Offshore wind farms paid back nearly £117 million for the final three months of last year, while onshore producers returned more than £40 million.
The payments are due to a complicated subsidy scheme which forces renewable energy generators to repay some of the money they charge if prices rise above a certain point.
We are sending a cheque back to the Government
In recent months, electricity prices have soared due to a spike in global gas costs – more than two-fifths of Britain’s electricity is made using gas.
This means that energy bills are likely to spike by around 50% to around £2,000 per year for an average household.
But the payments from wind farms will help cushion a small part of this blow.
“We are sending a cheque back to the Government,” ScottishPower chief executive Keith Anderson told the PA news agency.
With the cost of wind energy falling even further over coming years, the UK will benefit to an even larger degree from having this secure source of energy
Dr Simon Cran-McGreehin, head of analysis at the Energy and Climate Change Intelligence Unit, said that the price of wind turbines was dropping rapidly and that, as a consequence, such repayments could become more regular in the future.

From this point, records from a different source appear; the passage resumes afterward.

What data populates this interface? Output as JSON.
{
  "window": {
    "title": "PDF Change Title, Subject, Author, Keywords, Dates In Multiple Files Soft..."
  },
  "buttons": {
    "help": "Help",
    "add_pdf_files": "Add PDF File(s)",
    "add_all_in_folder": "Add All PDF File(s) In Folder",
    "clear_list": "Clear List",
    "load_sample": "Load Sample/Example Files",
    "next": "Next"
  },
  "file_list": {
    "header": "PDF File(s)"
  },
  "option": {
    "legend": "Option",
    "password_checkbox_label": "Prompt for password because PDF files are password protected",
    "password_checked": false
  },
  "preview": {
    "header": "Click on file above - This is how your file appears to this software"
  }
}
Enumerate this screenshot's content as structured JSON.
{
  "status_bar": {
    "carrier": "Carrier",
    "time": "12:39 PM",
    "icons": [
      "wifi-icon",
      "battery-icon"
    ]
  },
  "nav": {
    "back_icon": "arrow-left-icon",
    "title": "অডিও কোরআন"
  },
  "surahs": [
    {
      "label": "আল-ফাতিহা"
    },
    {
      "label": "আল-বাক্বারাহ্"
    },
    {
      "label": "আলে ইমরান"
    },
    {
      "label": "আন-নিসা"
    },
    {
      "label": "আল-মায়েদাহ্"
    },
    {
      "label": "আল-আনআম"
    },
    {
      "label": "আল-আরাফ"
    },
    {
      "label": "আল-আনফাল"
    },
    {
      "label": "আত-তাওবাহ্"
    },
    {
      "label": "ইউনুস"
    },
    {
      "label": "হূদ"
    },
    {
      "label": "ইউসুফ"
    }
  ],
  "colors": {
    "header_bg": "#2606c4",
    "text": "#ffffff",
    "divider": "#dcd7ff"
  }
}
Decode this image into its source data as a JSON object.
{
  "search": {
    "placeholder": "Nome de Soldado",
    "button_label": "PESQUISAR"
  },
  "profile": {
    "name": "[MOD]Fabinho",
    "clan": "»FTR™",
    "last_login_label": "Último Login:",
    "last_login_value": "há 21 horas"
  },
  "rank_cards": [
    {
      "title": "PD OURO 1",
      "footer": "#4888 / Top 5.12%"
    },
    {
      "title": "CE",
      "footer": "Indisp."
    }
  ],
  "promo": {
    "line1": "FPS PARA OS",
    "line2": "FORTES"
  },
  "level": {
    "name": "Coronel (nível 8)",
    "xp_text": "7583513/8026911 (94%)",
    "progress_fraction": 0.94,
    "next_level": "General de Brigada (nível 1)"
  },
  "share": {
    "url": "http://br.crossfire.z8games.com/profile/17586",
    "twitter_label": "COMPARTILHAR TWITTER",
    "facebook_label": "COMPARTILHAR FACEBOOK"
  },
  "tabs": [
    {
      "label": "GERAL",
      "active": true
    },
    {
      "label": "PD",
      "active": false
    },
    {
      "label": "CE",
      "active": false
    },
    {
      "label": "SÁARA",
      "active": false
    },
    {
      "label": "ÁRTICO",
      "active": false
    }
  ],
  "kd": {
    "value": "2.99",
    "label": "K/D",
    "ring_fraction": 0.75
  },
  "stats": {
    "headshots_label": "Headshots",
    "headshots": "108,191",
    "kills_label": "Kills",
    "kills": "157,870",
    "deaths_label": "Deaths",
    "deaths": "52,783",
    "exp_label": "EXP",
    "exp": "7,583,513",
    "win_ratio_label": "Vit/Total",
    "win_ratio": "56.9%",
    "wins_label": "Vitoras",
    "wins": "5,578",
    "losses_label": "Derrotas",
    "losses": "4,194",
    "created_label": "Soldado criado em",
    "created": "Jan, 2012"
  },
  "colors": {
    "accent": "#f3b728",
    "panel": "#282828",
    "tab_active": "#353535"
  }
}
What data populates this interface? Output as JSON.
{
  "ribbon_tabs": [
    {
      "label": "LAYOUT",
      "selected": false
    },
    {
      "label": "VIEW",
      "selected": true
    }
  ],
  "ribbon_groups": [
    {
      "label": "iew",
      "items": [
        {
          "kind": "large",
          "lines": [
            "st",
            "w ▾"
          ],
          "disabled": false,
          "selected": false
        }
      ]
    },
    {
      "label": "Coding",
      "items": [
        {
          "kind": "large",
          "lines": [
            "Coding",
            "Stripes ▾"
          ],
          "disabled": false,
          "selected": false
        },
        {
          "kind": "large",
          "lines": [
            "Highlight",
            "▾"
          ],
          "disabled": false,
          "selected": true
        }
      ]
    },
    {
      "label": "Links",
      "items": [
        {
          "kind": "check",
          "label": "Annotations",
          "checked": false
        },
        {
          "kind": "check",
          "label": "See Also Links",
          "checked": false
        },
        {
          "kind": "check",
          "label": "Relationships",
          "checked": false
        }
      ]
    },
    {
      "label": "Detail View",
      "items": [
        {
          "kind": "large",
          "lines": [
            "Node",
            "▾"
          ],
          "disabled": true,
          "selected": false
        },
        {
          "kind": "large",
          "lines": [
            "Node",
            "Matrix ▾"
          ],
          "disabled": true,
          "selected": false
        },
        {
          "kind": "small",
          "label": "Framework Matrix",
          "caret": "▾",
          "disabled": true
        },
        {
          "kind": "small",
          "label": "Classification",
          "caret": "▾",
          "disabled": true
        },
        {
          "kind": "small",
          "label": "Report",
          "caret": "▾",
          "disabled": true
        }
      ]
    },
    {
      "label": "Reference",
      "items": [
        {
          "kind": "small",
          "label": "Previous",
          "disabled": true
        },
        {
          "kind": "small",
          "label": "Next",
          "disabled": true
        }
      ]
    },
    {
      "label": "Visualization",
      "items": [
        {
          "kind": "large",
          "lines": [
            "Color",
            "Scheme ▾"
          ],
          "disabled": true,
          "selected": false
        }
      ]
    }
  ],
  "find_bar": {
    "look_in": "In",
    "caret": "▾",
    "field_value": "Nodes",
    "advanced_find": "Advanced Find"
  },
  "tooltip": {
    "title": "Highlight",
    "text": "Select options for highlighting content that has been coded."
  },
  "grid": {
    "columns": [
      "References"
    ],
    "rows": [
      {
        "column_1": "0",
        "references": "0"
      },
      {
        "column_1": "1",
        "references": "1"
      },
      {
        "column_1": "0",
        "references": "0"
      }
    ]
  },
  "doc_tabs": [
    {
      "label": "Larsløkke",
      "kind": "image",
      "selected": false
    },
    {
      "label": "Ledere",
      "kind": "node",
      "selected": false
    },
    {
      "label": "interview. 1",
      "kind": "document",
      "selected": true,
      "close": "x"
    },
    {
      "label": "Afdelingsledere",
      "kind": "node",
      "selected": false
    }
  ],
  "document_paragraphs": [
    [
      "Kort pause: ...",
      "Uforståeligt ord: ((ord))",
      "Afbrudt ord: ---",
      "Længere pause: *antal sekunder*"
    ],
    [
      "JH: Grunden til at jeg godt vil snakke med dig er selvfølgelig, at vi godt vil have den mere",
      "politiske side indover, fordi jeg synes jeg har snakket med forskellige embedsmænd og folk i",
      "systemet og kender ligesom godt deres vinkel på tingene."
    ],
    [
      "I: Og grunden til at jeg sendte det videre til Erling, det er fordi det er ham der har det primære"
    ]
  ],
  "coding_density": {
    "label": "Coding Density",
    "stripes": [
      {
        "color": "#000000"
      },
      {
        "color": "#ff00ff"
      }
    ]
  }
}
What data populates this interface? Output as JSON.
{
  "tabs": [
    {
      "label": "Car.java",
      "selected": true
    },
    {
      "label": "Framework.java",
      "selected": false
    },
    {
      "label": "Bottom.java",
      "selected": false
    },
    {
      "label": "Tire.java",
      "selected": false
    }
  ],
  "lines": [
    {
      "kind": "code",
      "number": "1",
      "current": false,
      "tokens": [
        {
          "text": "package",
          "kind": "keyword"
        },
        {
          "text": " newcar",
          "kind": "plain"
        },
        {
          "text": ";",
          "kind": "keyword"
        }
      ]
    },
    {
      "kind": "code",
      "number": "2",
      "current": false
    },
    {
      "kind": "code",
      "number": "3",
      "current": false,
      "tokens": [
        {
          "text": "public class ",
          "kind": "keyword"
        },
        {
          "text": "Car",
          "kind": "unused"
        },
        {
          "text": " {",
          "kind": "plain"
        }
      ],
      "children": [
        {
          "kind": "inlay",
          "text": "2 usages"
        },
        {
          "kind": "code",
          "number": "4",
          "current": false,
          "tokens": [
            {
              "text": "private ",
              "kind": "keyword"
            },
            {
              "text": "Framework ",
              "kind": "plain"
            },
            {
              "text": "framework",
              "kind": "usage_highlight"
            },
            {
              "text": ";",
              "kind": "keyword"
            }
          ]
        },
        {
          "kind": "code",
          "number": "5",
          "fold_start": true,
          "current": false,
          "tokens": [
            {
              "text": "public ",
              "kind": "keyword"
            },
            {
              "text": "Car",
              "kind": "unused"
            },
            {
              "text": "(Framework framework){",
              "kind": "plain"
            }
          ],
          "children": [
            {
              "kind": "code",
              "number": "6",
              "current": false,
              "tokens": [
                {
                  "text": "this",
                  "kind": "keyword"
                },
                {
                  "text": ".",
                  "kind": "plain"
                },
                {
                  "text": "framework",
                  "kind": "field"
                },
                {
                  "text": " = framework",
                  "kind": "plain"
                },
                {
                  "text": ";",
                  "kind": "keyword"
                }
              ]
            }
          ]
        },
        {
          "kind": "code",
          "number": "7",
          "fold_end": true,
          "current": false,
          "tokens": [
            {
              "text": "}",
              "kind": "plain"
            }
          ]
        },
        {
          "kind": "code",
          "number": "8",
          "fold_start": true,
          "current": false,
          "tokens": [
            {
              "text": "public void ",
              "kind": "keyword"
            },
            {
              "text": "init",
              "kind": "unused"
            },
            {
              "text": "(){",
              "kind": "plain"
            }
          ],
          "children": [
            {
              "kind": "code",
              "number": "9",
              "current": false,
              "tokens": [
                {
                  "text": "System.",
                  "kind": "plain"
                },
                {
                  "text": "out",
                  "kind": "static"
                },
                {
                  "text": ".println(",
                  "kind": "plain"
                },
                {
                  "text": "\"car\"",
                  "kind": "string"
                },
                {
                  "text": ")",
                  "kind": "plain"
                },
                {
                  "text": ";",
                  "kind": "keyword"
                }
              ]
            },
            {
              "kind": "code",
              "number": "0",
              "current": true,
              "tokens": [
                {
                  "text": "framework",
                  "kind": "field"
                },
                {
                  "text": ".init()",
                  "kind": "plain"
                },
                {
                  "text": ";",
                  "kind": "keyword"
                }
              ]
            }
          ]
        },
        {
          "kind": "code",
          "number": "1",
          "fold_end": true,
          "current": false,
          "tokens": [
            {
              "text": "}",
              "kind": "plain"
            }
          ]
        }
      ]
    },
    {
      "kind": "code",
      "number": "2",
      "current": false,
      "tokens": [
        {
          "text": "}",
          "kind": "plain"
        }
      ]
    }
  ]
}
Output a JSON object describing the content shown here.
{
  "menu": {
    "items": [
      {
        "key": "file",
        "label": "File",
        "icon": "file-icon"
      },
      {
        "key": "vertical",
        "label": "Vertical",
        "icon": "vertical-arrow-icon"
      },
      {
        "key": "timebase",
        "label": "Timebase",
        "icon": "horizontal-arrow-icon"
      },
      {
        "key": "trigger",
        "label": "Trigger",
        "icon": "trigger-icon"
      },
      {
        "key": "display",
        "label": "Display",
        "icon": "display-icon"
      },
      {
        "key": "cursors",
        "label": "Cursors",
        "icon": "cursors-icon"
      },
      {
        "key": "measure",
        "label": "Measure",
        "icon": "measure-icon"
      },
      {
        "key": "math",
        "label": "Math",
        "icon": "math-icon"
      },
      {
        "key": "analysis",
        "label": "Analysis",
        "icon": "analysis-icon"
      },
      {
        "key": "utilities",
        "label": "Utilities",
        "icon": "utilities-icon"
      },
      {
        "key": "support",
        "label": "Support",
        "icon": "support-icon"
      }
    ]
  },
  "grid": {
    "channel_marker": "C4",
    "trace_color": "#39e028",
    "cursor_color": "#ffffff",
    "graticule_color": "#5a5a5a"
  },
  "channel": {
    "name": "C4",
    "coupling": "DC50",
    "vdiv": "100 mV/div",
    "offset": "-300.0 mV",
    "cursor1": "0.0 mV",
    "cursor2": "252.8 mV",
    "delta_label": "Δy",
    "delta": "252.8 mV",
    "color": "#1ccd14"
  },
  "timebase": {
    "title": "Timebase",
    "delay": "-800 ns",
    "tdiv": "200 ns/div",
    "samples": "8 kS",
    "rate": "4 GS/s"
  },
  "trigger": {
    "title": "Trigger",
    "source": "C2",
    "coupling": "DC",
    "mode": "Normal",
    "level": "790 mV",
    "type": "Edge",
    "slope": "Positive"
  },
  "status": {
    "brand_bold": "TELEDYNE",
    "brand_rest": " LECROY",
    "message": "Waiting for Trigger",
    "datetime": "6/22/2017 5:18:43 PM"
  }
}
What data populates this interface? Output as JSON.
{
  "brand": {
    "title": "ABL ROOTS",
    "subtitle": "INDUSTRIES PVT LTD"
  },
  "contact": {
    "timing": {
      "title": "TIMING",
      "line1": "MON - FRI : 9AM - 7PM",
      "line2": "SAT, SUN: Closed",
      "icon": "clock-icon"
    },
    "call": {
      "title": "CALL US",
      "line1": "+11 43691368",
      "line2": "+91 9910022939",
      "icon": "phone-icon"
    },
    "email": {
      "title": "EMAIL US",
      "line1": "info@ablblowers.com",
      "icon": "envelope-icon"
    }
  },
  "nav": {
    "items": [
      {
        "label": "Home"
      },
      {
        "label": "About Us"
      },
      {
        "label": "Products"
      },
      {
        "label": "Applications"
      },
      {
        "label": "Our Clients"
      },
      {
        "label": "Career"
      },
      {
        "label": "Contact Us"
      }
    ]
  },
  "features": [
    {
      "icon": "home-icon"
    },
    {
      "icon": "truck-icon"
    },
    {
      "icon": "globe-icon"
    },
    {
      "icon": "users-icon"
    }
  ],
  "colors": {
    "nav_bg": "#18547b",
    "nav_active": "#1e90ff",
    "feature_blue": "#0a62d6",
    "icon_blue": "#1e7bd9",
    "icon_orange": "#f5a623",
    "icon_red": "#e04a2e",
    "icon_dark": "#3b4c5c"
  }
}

“These results show the good sense in investing in renewables over the years,” he told the PA news agency.
“These projects are now repaying some of the wholesale price that’s been driven by gas, helping to reduce customers’ bills.
“With the cost of wind energy falling even further over coming years, the UK will benefit to an even larger degree from having this secure source of energy.”
Since 2015, the so-called Contracts For Difference system has promised to top up payments to solar, wind and biomass producers if the electricity price is not high enough.
It gives wind farm owners a fixed price for the energy they produce, and takes away some of the risk of investing in the expensive turbines.
For example in 2017 the developer of the Triton Knoll wind farm said it would be built at a price of just under £75 per megawatt hour (MWh). The site is nearly completed and will come online later this year.
If electricity is selling for £50 per MWh on the wholesale market then Triton Knoll would be paid an extra £25 from energy bills.
But Triton Knoll must also give back any excess if the electricity price rises above £75 per MWh.
And due to soaring gas prices, electricity prices rose to more than £200 in the last three months of 2021, data show.
This means that wind farms that until now had their payments topped up started to return a lot of money to suppliers.
The price was so high that even the oldest and most expensive wind farms that were commissioned under the Contracts For Difference scheme will return money.
The money will go into a pot which will be used to offset some of the massive hike in energy bills expected to take place in April.
It will be a small but welcome boost for under-pressure energy customers and suppliers.